3. The Camera in Motion
My digital camcorder is small enough that I can take it almost
One of the advantages of a small camera is that it easily moves with you. However, when you're shooting, motion can become a character in its own right. Slowly moving across a scene imparts a different feeling than quickly scanning your surroundings, for example. This chapter addresses the most common ways of moving the camera to add motion to your movie, including the number one rule: don't move.
It's time to go watch TV again (hey, this moviemaking stuff is easy!). Turn to a scripted dramatic show and note how often the camera moves.
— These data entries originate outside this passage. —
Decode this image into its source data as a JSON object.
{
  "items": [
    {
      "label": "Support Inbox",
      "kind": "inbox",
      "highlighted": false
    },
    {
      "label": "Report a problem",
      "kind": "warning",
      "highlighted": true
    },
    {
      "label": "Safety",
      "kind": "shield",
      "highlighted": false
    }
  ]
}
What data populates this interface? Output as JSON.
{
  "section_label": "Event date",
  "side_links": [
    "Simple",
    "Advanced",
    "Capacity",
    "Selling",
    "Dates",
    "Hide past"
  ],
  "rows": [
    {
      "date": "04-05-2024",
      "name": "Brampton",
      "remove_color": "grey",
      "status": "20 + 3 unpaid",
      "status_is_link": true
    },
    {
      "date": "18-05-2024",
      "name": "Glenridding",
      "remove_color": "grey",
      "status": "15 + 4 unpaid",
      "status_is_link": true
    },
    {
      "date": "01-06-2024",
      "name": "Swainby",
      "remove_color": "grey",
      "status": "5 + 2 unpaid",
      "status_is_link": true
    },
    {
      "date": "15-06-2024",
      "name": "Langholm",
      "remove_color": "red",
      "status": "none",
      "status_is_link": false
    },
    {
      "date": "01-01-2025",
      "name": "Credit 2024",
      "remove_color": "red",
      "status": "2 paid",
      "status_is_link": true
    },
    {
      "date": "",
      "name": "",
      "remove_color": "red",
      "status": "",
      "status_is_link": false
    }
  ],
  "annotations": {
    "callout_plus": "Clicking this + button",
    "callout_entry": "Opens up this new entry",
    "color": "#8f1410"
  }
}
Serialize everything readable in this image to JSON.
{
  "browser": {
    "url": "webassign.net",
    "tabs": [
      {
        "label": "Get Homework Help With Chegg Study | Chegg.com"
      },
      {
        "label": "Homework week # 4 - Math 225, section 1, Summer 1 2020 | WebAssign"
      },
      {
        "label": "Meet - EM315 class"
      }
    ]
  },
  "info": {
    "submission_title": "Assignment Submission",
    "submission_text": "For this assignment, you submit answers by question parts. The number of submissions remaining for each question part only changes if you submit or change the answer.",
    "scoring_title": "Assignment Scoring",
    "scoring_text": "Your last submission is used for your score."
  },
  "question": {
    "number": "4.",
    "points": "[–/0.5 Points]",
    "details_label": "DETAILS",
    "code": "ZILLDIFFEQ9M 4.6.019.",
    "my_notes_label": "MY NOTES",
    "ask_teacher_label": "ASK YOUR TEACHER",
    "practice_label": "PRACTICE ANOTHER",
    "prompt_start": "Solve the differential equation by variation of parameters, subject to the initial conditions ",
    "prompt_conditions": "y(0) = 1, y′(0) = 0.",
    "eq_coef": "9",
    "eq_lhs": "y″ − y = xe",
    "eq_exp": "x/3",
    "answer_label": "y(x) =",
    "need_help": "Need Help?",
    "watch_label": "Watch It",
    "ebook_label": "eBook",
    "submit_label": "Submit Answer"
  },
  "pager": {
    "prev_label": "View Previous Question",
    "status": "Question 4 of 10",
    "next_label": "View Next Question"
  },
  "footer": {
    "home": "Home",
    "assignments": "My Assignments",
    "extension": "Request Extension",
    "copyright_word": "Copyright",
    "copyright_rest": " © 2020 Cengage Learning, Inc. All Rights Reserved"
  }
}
I don't mean how often the camera is moved , which provides different angles of the same scene, but how often the camera is actually movingnot much. When it does move, such as when following a character through a set, the movement is smooth and measured.
As much as possible, limit your camera's movement. You want action that emotionally affects the viewer, which is more likely to happen when the camera is stationary and focused on the contents of a scene. A shot that's bouncing, zooming, or
Staying still has another practical benefit: excess movement causes blurring in your images (
). Our eyes do a good job of pulling detail out of motion blur, but there's a limit to how often they can
Figure 3.1. Sudden camera moves introduce
But If You Must Move...
Okay, you don't have to
Case in point: film director Steven Soderberg. If you watch one of his movies, you'll notice that the camera is almost always in motion, but just
It would have been simple to lock the camera down in a fixed location and shoot the actors coming out of the doors. Instead, Soderberg
pushes in on a